Reusable water bottle sizes vary greatly. Here's how many bottles you'd need to drink based on a few different popular sizes:

Water Bottle Size (oz.)

How Many to Drink a Day


5.5 - 7.5


4.5 - 6


3.5 - 5


3 - 4


2 - 3


1.5 - 2

Health Benefits of Water

Your body needs water for every single thing it does for you, according to the Mayo Clinic.


For example, water is important for:


  • digestion
  • blood pressure
  • joint health
  • regulating body temperature
  • ridding the body of bacteria
  • preventing constipation
  • maintaining electrolyte balance

Signs You're Drinking Enough

Dehydration occurs when your body doesn't have enough water to function properly. You can become dehydrated if you don't drink enough water, especially if you are losing an increased amount due to activity level or environment. Signs of dehydration can include dark urine, weakness, dizziness, confusion and low blood pressure, according to Harvard Health Publishing.

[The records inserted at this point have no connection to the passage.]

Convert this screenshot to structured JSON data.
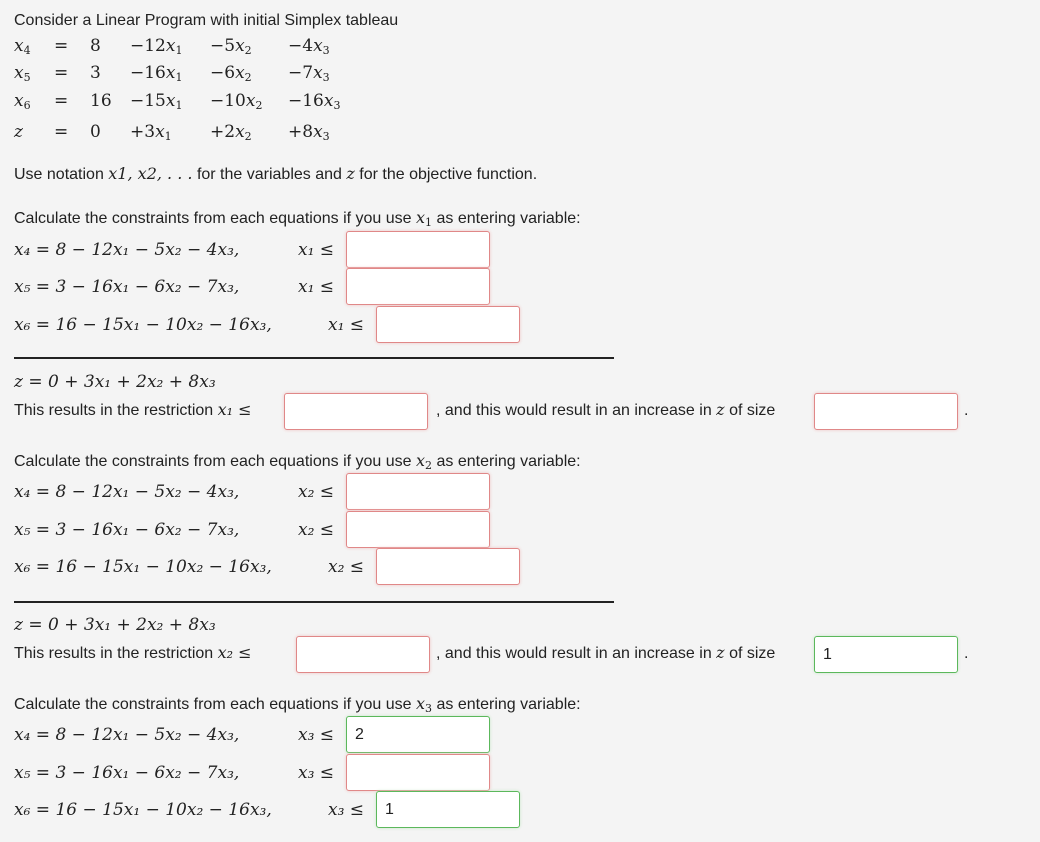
{
  "header": {
    "intro": "Consider a Linear Program with initial Simplex tableau",
    "notation_prefix": "Use notation",
    "notation_vars": "x1, x2, . . .",
    "notation_mid": "for the variables and",
    "notation_z": "z",
    "notation_suffix": "for the objective function."
  },
  "tableau": {
    "rows": [
      {
        "lhs": "x",
        "lhs_sub": "4",
        "eq": "=",
        "c": "8",
        "t1": "−12x",
        "t1s": "1",
        "t2": "−5x",
        "t2s": "2",
        "t3": "−4x",
        "t3s": "3"
      },
      {
        "lhs": "x",
        "lhs_sub": "5",
        "eq": "=",
        "c": "3",
        "t1": "−16x",
        "t1s": "1",
        "t2": "−6x",
        "t2s": "2",
        "t3": "−7x",
        "t3s": "3"
      },
      {
        "lhs": "x",
        "lhs_sub": "6",
        "eq": "=",
        "c": "16",
        "t1": "−15x",
        "t1s": "1",
        "t2": "−10x",
        "t2s": "2",
        "t3": "−16x",
        "t3s": "3"
      },
      {
        "lhs": "z",
        "lhs_sub": "",
        "eq": "=",
        "c": "0",
        "t1": "+3x",
        "t1s": "1",
        "t2": "+2x",
        "t2s": "2",
        "t3": "+8x",
        "t3s": "3"
      }
    ]
  },
  "sections": [
    {
      "heading_pre": "Calculate the constraints from each equations if you use",
      "var": "x",
      "var_sub": "1",
      "heading_post": "as entering variable:",
      "eqs": [
        "x₄ = 8 − 12x₁ − 5x₂ − 4x₃,",
        "x₅ = 3 − 16x₁ − 6x₂ − 7x₃,",
        "x₆ = 16 − 15x₁ − 10x₂ − 16x₃,"
      ],
      "bound_label": "x₁ ≤",
      "inputs": [
        "",
        "",
        ""
      ],
      "z_eq": "z = 0 + 3x₁ + 2x₂ + 8x₃",
      "restriction_pre": "This results in the restriction",
      "restriction_var": "x₁ ≤",
      "restriction_value": "",
      "increase_text": ", and this would result in an increase in",
      "increase_z": "z",
      "increase_post": "of size",
      "increase_value": "",
      "period": "."
    },
    {
      "heading_pre": "Calculate the constraints from each equations if you use",
      "var": "x",
      "var_sub": "2",
      "heading_post": "as entering variable:",
      "eqs": [
        "x₄ = 8 − 12x₁ − 5x₂ − 4x₃,",
        "x₅ = 3 − 16x₁ − 6x₂ − 7x₃,",
        "x₆ = 16 − 15x₁ − 10x₂ − 16x₃,"
      ],
      "bound_label": "x₂ ≤",
      "inputs": [
        "",
        "",
        ""
      ],
      "z_eq": "z = 0 + 3x₁ + 2x₂ + 8x₃",
      "restriction_pre": "This results in the restriction",
      "restriction_var": "x₂ ≤",
      "restriction_value": "",
      "increase_text": ", and this would result in an increase in",
      "increase_z": "z",
      "increase_post": "of size",
      "increase_value": "1",
      "period": "."
    },
    {
      "heading_pre": "Calculate the constraints from each equations if you use",
      "var": "x",
      "var_sub": "3",
      "heading_post": "as entering variable:",
      "eqs": [
        "x₄ = 8 − 12x₁ − 5x₂ − 4x₃,",
        "x₅ = 3 − 16x₁ − 6x₂ − 7x₃,",
        "x₆ = 16 − 15x₁ − 10x₂ − 16x₃,"
      ],
      "bound_label": "x₃ ≤",
      "inputs": [
        "2",
        "",
        "1"
      ]
    }
  ],
  "colors": {
    "correct_border": "#5cb85c",
    "incorrect_border": "#e08888",
    "background": "#f4f4f4"
  }
}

You'll know you're hydrated if your urine is a light yellow color and you're rarely thirsty, per the Mayo Clinic.


Thirst isn't always the best indication of when you need to drink water. By the time you feel thirsty, you're usually already a little dehydrated. Plus, the sensation of thirst diminishes as we age, so older adults may not know if they are dehydrated. Try to sip water regularly throughout the day.

How to Drink More Water

If your daily water consumption is low because you aren't a fan, there are some ways to jazz up your drink. Add fresh fruit, such as raspberries, blueberries or orange slices, to make boring water more exciting, or try one of these healthy water flavorings.


Drinking juice can add a lot of sugar to your diet, but diluting your juice with water can be a way to add more water each day. If soda is your drink of choice, try flavored sparkling water to get the fizz you love with less sugar and calories.

If you tend to forget to sip, keep a water bottle visible and handy at all times. You can even try leaving yourself sticky notes or calendar reminders to drink throughout the day.

Can You Drink Too Much Water?

You can! More water is not always better. In fact, drinking too much water can increase your chances of developing hyponatremia, or when you have abnormally (and dangerously) low levels of sodium in your blood, according to Cedars Sinai. Certain health conditions and medications can increase your risk for low sodium levels, per the Mayo Clinic. Hyponatremia can lead to headaches, nausea and vomiting, confusion, seizures and even death. Seek emergency medical attention if you're experiencing any of these symptoms.